I Have a Dream

Martin Luther King Jr.

Rev. Martin Luther King Jr. delivered his now legendary, “I Have a Dream” speech, at “The Great March on Washington,” August 28, 1963, in front of the Lincoln Memorial. The march for “jobs and freedom,” organized by a diverse group of civil rights, labor, and religious organizations, drew more than 200,000 people, becoming one of the largest political rallies for human rights in our history.

I’ve Been to the Mountaintop

Martin Luther King Jr.

On the night of April 3, King gave this sermon to a crowd gathered in the Bishop Charles Mason Temple Church of God. He was assassinated the next day. It is eerie to read his remarks, comprising largely a summing up of his life and a prophecy for the future, knowing now that it would be his last public utterance. 

Letter from Birmingham Jail

Martin Luther King Jr.

King wrote this letter on April 16, 1963, in response to “A Call for Unity,” a letter that had been published three days earlier by eight politically moderate white clergymen opposing the tactics of direct action and civil disobedience. King’s incarceration caused local and national consternation, and his release was effected on April 20th by the intervention of President John F. Kennedy.

The American Dream

Martin Luther King Jr.

The present selection is taken from a sermon Martin Luther King Jr. gave at his Ebenezer Baptist Church in Atlanta on July 4, 1965, almost two years after he led the March on Washington, which galvanized support for ending legal segregation and passing the Civil Rights Act in 1964. In the sermon, King speaks at length about the Declaration of Independence, whose said-to-be self-evident truths he calls the American dream.

The Power of Nonviolence

Martin Luther King Jr.

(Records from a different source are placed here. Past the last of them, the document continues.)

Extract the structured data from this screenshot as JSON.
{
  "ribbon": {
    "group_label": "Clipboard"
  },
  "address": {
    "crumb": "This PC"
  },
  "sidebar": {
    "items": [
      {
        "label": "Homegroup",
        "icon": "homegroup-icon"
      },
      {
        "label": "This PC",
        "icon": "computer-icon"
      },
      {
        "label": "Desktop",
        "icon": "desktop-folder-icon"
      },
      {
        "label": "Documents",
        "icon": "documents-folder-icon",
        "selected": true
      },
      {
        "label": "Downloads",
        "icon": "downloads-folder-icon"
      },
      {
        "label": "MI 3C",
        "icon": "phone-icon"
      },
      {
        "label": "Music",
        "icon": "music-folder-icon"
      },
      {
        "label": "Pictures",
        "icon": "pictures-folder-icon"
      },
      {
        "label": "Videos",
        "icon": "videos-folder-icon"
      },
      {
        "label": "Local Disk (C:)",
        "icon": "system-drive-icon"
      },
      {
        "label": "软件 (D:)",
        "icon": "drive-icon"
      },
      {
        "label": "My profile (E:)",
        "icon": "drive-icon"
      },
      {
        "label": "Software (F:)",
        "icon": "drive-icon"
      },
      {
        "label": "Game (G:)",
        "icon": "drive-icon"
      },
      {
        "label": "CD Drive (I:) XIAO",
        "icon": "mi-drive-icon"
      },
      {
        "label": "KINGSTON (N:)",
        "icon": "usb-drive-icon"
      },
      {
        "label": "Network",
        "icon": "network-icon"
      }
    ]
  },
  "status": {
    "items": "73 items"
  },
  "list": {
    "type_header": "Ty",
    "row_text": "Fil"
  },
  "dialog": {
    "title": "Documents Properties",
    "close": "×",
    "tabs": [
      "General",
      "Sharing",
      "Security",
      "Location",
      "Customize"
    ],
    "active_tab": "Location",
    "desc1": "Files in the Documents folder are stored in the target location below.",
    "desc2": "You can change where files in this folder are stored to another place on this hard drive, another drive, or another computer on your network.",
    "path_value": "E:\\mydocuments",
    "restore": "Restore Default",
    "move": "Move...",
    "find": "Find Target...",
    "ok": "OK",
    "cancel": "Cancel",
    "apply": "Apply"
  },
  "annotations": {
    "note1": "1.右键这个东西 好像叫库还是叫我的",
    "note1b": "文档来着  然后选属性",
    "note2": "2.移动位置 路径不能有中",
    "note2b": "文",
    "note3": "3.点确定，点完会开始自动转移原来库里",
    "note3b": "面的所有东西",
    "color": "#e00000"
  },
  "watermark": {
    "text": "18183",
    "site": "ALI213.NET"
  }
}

After Rosa Parks’ arrest and conviction, in 1955, for refusing to give up her seat on a bus to a white passenger, the Negro citizens of Montgomery Alabama, under King’s leadership, began a boycott of the city’s buses in order to protest the law requiring racial segregation on public transportation.